### [The task]
Bring together all lines from the listing below that contain the string "https".

### [Data extract]
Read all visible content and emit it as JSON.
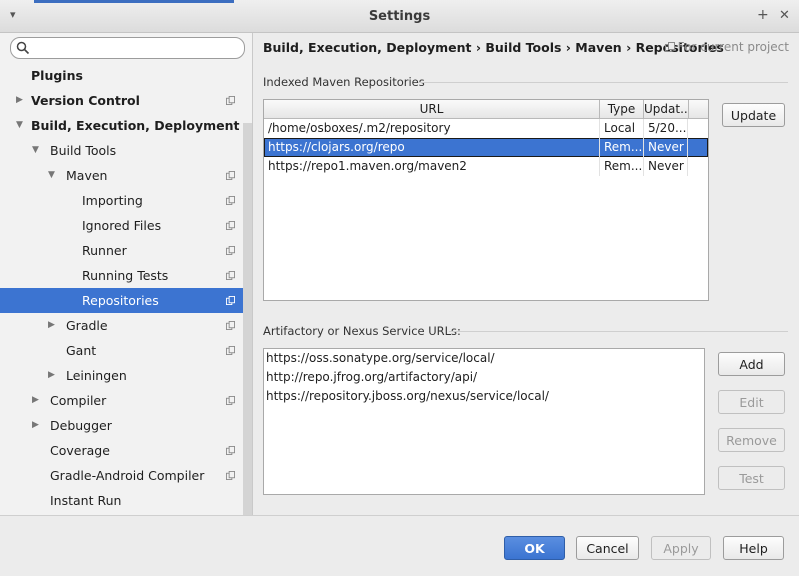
{
  "window": {
    "title": "Settings",
    "pin_glyph": "+",
    "close_glyph": "✕",
    "menu_glyph": "▾"
  },
  "search": {
    "placeholder": "",
    "icon": "search-icon"
  },
  "tree": [
    {
      "label": "Plugins",
      "bold": true,
      "arrow": "",
      "project_icon": false
    },
    {
      "label": "Version Control",
      "bold": true,
      "arrow": "▶",
      "project_icon": true
    },
    {
      "label": "Build, Execution, Deployment",
      "bold": true,
      "arrow": "▼",
      "project_icon": false
    },
    {
      "label": "Build Tools",
      "bold": false,
      "arrow": "▼",
      "project_icon": false
    },
    {
      "label": "Maven",
      "bold": false,
      "arrow": "▼",
      "project_icon": true
    },
    {
      "label": "Importing",
      "bold": false,
      "arrow": "",
      "project_icon": true
    },
    {
      "label": "Ignored Files",
      "bold": false,
      "arrow": "",
      "project_icon": true
    },
    {
      "label": "Runner",
      "bold": false,
      "arrow": "",
      "project_icon": true
    },
    {
      "label": "Running Tests",
      "bold": false,
      "arrow": "",
      "project_icon": true
    },
    {
      "label": "Repositories",
      "bold": false,
      "arrow": "",
      "project_icon": true,
      "selected": true
    },
    {
      "label": "Gradle",
      "bold": false,
      "arrow": "▶",
      "project_icon": true
    },
    {
      "label": "Gant",
      "bold": false,
      "arrow": "",
      "project_icon": true
    },
    {
      "label": "Leiningen",
      "bold": false,
      "arrow": "▶",
      "project_icon": false
    },
    {
      "label": "Compiler",
      "bold": false,
      "arrow": "▶",
      "project_icon": true
    },
    {
      "label": "Debugger",
      "bold": false,
      "arrow": "▶",
      "project_icon": false
    },
    {
      "label": "Coverage",
      "bold": false,
      "arrow": "",
      "project_icon": true
    },
    {
      "label": "Gradle-Android Compiler",
      "bold": false,
      "arrow": "",
      "project_icon": true
    },
    {
      "label": "Instant Run",
      "bold": false,
      "arrow": "",
      "project_icon": false
    }
  ],
  "breadcrumb": {
    "items": [
      "Build, Execution, Deployment",
      "Build Tools",
      "Maven",
      "Repositories"
    ],
    "separator": "›",
    "scope_label": "For current project"
  },
  "indexed": {
    "heading": "Indexed Maven Repositories",
    "columns": [
      "URL",
      "Type",
      "Updat..."
    ],
    "rows": [
      {
        "url": "/home/osboxes/.m2/repository",
        "type": "Local",
        "updated": "5/20..."
      },
      {
        "url": "https://clojars.org/repo",
        "type": "Rem...",
        "updated": "Never",
        "selected": true
      },
      {
        "url": "https://repo1.maven.org/maven2",
        "type": "Rem...",
        "updated": "Never"
      }
    ],
    "update_button": "Update"
  },
  "artifactory": {
    "heading": "Artifactory or Nexus Service URLs:",
    "urls": [
      "https://oss.sonatype.org/service/local/",
      "http://repo.jfrog.org/artifactory/api/",
      "https://repository.jboss.org/nexus/service/local/"
    ],
    "buttons": {
      "add": "Add",
      "edit": "Edit",
      "remove": "Remove",
      "test": "Test"
    }
  },
  "footer": {
    "ok": "OK",
    "cancel": "Cancel",
    "apply": "Apply",
    "help": "Help"
  },
  "colors": {
    "selection": "#3c74d1",
    "primary_button": "#3b74d1"
  }
}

### [Final answer]
        "url": "https://clojars.org/repo",
        "url": "https://repo1.maven.org/maven2",
      "https://oss.sonatype.org/service/local/",
      "https://repository.jboss.org/nexus/service/local/"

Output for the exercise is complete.